Selling Artisanal Denim–And A Story Of Economic Revival

Can Hiut Denim, a small Welsh jeans company revitalize a town once the big clothing mill has left?

“It seemed like a great thing to fight for,” entrepreneur David Hieatt says of bringing manufacturing back to the small town of Cardigan, Wales. Cardigan had long been home to the largest denim factory in Wales, producing 35,000 pairs of jeans a week for four decades. When the factory shuttered its doors and took production to Morocco in 2001, hundreds of skilled local craftsman were out of work. Making jeans was the only living they had ever known.


In 2012, David Hieatt and his wife, Clare, reopened the factory with the idea that Cardigan’s “grand masters” would once again do what they did best: make jeans. “The knowledge in this town is incredible. Some of these masters have been cutting jeans for 40 years. It would be a shame to lose that knowledge,” David reasoned. The Hieatts combined their last name with “utility”–they planned to make a rugged, utilitarian product–and Hiut Denim was born.

Their company now produces 100 pairs of jeans a week, a fraction of the output the factory had seen in the past. Embracing quality over quantity, Hiut Denim’s business model is centered on the idea of doing one thing well. But can a company achieve profit making only 100 pairs of pants a week?
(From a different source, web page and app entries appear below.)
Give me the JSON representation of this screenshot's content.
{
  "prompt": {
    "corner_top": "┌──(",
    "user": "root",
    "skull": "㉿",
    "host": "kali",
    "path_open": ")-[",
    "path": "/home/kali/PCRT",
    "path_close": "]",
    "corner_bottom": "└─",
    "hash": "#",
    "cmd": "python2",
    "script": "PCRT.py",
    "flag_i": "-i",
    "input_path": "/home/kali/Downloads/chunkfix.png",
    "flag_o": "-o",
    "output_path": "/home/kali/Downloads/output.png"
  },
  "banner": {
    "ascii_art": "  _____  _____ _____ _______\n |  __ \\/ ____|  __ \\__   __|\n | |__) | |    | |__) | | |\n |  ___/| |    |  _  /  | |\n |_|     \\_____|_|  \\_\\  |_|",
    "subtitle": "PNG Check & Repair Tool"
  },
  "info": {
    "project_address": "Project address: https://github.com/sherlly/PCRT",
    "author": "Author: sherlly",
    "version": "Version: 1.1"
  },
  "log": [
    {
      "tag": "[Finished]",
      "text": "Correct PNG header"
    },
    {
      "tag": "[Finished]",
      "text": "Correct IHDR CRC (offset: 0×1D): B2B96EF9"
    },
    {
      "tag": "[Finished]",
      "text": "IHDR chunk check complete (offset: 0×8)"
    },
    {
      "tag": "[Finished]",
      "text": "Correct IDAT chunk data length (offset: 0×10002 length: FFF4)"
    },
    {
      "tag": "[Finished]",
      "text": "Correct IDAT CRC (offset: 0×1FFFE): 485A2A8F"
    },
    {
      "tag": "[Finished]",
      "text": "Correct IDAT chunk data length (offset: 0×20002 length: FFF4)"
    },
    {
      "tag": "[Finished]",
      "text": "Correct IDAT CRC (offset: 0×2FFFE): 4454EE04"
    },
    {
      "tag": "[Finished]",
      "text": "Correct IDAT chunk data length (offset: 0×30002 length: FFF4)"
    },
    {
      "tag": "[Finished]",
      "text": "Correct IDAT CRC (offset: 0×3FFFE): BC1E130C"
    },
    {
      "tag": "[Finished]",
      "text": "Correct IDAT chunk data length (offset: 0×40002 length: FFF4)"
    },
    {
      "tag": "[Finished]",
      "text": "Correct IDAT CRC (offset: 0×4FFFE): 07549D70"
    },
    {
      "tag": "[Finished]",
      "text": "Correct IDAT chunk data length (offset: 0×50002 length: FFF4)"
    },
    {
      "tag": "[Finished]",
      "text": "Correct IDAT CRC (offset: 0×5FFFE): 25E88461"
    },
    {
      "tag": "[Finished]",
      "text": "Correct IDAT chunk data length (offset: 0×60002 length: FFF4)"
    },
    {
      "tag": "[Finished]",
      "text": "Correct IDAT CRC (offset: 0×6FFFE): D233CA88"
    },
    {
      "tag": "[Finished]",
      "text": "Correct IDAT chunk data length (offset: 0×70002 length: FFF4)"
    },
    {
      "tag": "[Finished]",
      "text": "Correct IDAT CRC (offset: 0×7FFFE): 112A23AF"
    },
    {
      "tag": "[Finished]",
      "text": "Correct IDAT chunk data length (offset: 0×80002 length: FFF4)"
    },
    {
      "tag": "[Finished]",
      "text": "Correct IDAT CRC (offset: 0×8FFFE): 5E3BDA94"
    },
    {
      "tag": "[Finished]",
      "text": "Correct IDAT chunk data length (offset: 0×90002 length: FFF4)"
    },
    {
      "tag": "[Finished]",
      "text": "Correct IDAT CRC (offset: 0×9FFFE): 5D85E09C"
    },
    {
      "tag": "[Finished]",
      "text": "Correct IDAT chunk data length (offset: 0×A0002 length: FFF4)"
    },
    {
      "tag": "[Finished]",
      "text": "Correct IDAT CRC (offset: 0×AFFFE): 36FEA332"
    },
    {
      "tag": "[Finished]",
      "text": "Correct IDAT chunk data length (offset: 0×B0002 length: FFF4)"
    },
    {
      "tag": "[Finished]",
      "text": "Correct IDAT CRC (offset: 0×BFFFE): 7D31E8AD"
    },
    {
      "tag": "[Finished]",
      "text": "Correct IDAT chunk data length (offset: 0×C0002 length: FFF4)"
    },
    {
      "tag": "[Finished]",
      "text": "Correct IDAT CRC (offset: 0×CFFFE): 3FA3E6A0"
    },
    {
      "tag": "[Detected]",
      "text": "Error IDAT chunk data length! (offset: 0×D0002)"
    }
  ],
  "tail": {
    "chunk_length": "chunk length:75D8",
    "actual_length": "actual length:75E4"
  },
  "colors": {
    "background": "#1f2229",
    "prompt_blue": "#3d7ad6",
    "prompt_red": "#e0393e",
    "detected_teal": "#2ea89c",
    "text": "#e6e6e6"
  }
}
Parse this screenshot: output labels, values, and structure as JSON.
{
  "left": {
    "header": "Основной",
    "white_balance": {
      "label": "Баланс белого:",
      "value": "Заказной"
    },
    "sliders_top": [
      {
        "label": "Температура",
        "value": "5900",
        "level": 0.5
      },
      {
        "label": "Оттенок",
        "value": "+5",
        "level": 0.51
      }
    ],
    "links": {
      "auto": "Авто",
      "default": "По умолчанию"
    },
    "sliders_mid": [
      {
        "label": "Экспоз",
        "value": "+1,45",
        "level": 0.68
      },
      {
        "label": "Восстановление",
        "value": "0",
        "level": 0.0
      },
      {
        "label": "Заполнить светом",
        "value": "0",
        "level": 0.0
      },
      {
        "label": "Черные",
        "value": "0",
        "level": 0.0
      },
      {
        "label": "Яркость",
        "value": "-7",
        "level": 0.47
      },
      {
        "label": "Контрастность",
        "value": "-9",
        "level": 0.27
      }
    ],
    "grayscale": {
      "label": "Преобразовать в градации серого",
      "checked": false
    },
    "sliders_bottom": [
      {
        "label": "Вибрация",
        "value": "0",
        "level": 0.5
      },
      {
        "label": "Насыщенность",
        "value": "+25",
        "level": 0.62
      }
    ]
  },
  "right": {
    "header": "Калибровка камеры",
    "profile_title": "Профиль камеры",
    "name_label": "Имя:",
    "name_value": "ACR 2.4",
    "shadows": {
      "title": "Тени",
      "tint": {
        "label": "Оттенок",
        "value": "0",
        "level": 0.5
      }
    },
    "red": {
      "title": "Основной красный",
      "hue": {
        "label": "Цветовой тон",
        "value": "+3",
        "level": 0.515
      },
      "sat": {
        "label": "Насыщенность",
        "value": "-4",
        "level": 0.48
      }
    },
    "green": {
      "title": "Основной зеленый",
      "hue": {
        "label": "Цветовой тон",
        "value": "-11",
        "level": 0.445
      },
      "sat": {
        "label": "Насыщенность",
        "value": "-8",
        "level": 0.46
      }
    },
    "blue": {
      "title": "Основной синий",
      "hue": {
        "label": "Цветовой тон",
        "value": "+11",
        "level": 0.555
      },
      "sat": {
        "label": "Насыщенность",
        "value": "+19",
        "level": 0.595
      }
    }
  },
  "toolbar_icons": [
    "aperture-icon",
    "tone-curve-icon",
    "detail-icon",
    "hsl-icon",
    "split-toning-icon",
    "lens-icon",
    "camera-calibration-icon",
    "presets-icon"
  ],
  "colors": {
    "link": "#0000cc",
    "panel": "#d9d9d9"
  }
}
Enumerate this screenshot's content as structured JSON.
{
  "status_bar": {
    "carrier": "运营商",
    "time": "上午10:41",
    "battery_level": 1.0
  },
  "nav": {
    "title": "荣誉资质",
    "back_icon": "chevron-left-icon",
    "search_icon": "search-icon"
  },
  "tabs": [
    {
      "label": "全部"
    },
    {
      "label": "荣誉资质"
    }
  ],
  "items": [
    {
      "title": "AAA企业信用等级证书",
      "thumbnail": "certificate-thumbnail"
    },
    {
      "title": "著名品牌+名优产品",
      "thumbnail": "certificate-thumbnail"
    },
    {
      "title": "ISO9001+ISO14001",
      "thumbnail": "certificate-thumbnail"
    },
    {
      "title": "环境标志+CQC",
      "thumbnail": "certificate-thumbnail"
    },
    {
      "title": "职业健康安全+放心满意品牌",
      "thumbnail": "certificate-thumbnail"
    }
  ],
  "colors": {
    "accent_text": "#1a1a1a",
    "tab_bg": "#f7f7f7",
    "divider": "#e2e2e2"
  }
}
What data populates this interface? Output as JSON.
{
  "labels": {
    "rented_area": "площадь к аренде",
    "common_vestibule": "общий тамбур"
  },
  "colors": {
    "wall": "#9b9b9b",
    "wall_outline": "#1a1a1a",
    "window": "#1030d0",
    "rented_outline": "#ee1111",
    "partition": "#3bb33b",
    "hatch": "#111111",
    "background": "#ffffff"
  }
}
Within their first two weeks of operation, Hiut received six months worth of back orders on their website. The jeans are also for sale in 10 stores throughout the U.K. At roughly $350, Hiut Denim–available in organic or selvedge, slim fit or regular–is selling a story as much as a product.

There’s the story of reviving a small town’s economy, a narrative that any conscious consumer can feel good about. Then there’s the story of a life told through jeans. Hiut Denim features a “History Tag,” a unique product number that can be uploaded onto, where consumers can Tweet, Instagram, and otherwise use social media to tell the story of where their jeans have been.

This clever bit of marketing grew out of the belief that emotions are attached to our favorite objects: “We have the Luddite desire to make a long-lasting quality product. We also have a geeky desire to use the Internet to share stories of products that impact our lives. History Tag is a way to document memories so that they last as long as the product we’re making.”

Using the story of Cardigan as its springboard, Hiut Denim hopes to build its brand around its customers’ stories. Hieatt recognizes that the story of reviving Cardigan is a sentimental one. “Great business is not built on sentiment alone. We have to make a great product too. So that’s where craftsmanship, skill, and quality materials come in.” With 40,000 hours of training under their belts, Hiut’s grand masters certainly deliver a great product. Whether consumers can generate demand through History Tag remains to be seen.


So far, History Tag’s feed is a collection of Instagram photos of cuffed jeans and cool sneakers. Hieatt hopes that in time, History Tag will evolve in the same way that an iPod evolves from blank slate to music library. While it may be lofty to assume that a life story can be told through a pair of pants, History Tag is a clever marketing technique that will likely be mimicked by other clothing companies.

About the author

Lindsay Harrison is an Editorial Assistant at Fast Company. Before joining Fast Company, she wrote Missing: A Memoir, published by Simon & Schuster in 2011.